Access to quality parks and green spaces is of vital importance for our health and well-being as well as protecting and enhancing the environment. The pandemic has highlighted just how important these spaces are to us but has also shown that not everyone has equal access to them. If we want to address inequality of health, we need to address inequality of access to quality green spaces with sustainable investment, which can be woven into existing strategies to boost public health, learning, skills and formal education alongside action to reduce climate changing emissions; and to restore England’s deteriorating wildlife and natural habitats and people’s lack of contact with nature.
Friends of the Earth have just published a new report England’s green space gap – How to end green space deprivation in England (September 2020). The report uses official data to map the availability of green space for people living in neighbourhoods across England for the first time. Analysis of the data reveals a marked disparity in green space availability, a strong correlation between green space deprivation and ethnicity, and a correlation between green space deprivation and income.
The report complements the growing stable of studies on green space provision and the growing wealth of evidence on the substantial health benefits of quality green (and blue) spaces, parks, corridors and neighbourhoods.

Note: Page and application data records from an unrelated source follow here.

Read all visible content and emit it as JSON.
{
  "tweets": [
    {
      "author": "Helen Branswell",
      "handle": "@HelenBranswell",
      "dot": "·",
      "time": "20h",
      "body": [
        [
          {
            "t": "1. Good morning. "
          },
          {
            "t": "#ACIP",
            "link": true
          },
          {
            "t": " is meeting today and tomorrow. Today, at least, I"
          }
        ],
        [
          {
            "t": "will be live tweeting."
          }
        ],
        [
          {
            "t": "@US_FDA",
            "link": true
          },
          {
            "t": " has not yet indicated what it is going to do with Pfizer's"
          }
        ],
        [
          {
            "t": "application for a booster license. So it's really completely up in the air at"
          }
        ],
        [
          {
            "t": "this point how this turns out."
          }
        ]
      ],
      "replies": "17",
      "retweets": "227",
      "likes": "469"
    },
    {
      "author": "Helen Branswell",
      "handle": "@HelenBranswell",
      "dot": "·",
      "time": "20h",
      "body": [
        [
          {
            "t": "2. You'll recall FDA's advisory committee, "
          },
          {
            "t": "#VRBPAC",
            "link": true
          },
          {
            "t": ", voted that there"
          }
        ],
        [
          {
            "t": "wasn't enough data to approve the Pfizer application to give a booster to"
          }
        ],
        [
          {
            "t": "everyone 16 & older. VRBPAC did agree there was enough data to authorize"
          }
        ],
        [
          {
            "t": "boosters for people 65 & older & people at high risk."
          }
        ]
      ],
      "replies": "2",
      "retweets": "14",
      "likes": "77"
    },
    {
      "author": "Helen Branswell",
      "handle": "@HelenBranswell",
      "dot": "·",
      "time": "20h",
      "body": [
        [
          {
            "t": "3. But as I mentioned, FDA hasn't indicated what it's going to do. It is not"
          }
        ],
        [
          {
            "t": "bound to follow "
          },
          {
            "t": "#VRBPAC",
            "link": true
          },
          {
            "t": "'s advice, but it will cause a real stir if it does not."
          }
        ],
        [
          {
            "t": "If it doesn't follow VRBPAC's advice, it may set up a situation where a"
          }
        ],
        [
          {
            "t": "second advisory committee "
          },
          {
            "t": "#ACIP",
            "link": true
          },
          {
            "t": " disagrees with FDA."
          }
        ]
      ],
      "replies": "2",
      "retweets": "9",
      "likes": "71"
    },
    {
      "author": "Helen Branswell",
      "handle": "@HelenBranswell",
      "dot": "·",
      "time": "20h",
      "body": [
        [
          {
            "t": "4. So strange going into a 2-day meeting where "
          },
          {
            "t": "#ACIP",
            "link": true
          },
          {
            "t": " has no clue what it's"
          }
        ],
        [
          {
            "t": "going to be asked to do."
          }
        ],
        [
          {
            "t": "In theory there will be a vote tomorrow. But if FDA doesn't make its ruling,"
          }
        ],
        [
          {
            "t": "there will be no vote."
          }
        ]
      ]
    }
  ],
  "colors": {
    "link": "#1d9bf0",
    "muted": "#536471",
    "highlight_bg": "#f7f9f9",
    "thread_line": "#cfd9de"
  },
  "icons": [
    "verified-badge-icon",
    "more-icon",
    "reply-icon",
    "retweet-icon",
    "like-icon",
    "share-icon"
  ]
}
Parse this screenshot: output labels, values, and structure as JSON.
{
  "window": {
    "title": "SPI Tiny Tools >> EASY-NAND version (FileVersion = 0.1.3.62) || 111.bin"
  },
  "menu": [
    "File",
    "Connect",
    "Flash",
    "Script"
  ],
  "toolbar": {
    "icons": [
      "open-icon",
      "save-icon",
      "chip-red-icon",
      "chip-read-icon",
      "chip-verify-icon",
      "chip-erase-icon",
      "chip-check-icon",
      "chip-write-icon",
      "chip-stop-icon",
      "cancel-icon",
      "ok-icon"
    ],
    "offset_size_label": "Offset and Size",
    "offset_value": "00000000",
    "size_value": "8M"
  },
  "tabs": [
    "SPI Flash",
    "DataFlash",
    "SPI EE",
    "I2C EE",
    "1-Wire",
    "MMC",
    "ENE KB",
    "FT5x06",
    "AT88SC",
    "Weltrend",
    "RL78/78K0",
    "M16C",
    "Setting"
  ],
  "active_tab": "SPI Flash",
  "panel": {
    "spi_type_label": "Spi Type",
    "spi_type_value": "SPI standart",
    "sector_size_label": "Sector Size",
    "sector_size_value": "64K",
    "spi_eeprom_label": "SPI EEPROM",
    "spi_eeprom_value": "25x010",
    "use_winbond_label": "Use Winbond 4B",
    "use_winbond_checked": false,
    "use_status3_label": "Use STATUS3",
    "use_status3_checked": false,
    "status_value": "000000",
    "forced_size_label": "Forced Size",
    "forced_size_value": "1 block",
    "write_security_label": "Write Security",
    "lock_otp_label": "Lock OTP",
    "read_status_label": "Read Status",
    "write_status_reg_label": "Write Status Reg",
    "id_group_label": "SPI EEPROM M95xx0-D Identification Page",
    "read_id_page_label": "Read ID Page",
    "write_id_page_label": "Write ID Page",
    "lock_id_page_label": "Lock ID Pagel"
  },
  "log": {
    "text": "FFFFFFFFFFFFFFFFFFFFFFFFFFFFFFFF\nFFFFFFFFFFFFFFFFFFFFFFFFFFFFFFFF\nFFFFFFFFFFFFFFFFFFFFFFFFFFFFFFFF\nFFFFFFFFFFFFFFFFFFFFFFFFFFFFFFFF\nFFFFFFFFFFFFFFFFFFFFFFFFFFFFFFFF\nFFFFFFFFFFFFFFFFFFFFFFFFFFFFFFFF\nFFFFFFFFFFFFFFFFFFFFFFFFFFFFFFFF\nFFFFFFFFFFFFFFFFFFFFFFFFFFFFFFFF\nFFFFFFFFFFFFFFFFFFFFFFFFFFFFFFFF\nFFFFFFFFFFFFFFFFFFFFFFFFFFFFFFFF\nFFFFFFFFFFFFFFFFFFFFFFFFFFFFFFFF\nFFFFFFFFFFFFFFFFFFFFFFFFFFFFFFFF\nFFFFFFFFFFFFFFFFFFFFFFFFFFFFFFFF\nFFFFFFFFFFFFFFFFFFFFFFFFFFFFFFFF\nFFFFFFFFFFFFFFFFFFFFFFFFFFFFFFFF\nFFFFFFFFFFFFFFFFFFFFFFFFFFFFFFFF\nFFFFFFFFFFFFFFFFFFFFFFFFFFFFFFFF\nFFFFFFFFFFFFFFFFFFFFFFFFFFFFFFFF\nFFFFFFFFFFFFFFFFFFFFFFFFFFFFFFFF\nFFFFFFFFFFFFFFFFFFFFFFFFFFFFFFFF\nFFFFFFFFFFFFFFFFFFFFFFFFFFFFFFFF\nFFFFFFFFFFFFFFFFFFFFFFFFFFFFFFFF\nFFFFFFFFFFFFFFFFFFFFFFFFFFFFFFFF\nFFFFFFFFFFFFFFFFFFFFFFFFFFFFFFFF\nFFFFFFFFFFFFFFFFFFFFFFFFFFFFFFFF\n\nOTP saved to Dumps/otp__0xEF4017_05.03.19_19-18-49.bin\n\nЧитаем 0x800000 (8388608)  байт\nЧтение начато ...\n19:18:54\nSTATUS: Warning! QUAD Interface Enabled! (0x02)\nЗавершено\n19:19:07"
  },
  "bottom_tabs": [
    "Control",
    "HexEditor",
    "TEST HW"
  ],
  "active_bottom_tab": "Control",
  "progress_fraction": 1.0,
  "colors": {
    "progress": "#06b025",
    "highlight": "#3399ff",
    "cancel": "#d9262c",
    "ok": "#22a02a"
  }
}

It makes recommendations to the Government to address the decline of green space and create sustainable provision.
At the same time the charity Ramblers has published a report The grass isn’t greener for everyone: why access to green space matters, which uncovers the sharp disparity between those who have easy access to green space and those who don’t. The report calls on government to guarantee that no one lives more than five minutes’ walk from green space, by requiring national targets for access to nature under the Environment Bill.